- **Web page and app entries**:
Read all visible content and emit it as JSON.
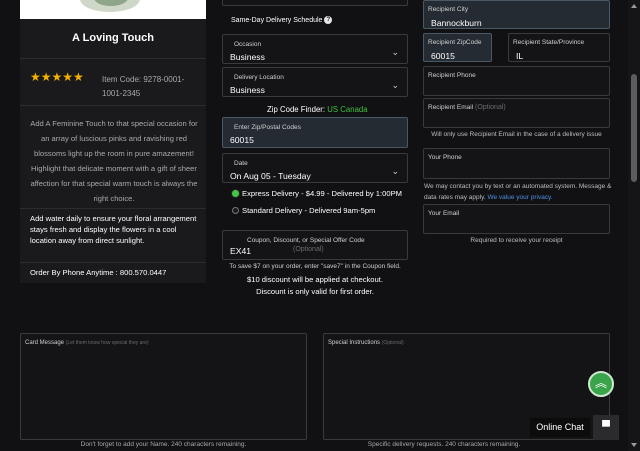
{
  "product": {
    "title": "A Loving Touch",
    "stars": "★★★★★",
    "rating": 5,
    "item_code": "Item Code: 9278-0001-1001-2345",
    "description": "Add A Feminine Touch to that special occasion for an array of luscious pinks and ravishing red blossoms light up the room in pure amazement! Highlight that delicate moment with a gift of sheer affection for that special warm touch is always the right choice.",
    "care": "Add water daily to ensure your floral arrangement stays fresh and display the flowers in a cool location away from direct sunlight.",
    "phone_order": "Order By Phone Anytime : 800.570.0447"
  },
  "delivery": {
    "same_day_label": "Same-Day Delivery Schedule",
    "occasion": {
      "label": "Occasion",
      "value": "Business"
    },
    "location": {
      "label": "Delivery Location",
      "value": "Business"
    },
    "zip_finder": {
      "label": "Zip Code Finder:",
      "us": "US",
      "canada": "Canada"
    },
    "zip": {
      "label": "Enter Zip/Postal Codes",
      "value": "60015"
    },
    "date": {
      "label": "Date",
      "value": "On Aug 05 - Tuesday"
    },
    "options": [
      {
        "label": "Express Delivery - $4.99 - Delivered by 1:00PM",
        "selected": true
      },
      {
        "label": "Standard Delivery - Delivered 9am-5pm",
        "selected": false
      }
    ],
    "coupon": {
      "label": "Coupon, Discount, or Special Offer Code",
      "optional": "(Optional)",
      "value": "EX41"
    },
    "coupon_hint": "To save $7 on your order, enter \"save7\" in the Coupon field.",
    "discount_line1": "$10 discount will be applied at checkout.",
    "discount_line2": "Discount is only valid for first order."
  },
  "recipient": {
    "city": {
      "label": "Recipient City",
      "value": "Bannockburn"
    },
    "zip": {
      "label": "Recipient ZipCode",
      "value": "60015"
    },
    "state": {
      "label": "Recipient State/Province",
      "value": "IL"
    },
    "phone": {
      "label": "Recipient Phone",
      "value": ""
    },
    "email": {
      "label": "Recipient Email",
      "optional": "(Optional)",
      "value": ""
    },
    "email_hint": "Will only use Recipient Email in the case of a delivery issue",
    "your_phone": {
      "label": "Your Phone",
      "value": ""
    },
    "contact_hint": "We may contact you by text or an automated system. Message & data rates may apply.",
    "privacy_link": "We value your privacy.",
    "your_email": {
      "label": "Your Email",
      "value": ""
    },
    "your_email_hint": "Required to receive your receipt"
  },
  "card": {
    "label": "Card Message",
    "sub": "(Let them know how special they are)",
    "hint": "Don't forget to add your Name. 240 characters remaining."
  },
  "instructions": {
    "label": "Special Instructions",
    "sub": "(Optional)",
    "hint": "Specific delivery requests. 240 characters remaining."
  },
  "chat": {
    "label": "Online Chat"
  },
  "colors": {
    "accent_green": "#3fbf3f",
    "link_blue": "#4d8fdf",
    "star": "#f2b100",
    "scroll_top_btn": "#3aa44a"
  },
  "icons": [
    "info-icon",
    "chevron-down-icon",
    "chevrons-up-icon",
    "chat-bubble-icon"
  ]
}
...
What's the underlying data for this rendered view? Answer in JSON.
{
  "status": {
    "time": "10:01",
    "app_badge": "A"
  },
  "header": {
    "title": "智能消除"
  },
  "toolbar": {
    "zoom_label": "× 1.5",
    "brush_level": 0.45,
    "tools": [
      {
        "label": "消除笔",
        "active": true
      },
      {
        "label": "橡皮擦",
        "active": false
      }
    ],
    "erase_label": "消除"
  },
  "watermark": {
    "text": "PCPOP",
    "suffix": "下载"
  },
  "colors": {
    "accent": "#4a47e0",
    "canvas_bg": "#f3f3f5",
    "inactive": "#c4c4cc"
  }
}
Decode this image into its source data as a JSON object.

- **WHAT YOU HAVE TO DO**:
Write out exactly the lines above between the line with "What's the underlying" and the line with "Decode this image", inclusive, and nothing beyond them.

- **ANSWER AREA**:
What's the underlying data for this rendered view? Answer in JSON.
{
  "status": {
    "time": "10:01",
    "app_badge": "A"
  },
  "header": {
    "title": "智能消除"
  },
  "toolbar": {
    "zoom_label": "× 1.5",
    "brush_level": 0.45,
    "tools": [
      {
        "label": "消除笔",
        "active": true
      },
      {
        "label": "橡皮擦",
        "active": false
      }
    ],
    "erase_label": "消除"
  },
  "watermark": {
    "text": "PCPOP",
    "suffix": "下载"
  },
  "colors": {
    "accent": "#4a47e0",
    "canvas_bg": "#f3f3f5",
    "inactive": "#c4c4cc"
  }
}
Decode this image into its source data as a JSON object.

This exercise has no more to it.